• **Provided entries**

◇ ◇ ◇ ◇ ◇

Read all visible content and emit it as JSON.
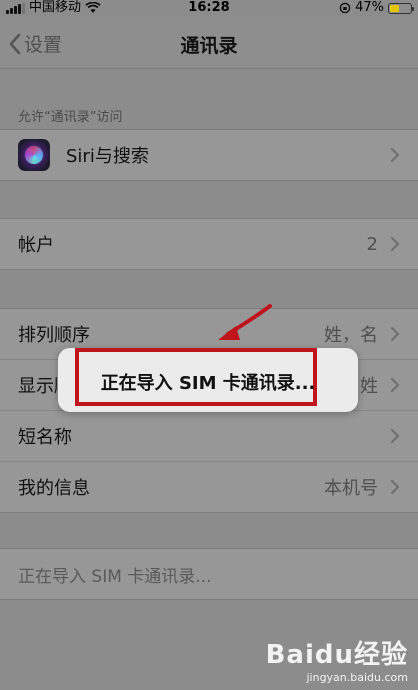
{
  "status_bar": {
    "carrier": "中国移动",
    "time": "16:28",
    "battery_percent": "47%",
    "battery_level": 0.47,
    "icons": [
      "signal-icon",
      "wifi-icon",
      "rotation-lock-icon",
      "battery-icon"
    ]
  },
  "nav": {
    "back_label": "设置",
    "title": "通讯录"
  },
  "section_header": "允许“通讯录”访问",
  "siri_row": {
    "label": "Siri与搜索",
    "icon": "siri-icon"
  },
  "account_row": {
    "label": "帐户",
    "value": "2"
  },
  "settings_rows": [
    {
      "label": "排列顺序",
      "value": "姓，名"
    },
    {
      "label": "显示顺序",
      "value": "姓"
    },
    {
      "label": "短名称",
      "value": ""
    },
    {
      "label": "我的信息",
      "value": "本机号"
    }
  ],
  "import_row": {
    "label": "正在导入 SIM 卡通讯录..."
  },
  "popup": {
    "text": "正在导入 SIM 卡通讯录..."
  },
  "annotation": {
    "outline_color": "#c0141c",
    "arrow_color": "#c0141c"
  },
  "watermark": {
    "logo": "Baidu经验",
    "site": "jingyan.baidu.com"
  }
}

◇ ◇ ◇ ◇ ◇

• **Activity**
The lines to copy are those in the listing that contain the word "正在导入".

• **Answer to the exercise**
    "label": "正在导入 SIM 卡通讯录..."
    "text": "正在导入 SIM 卡通讯录..."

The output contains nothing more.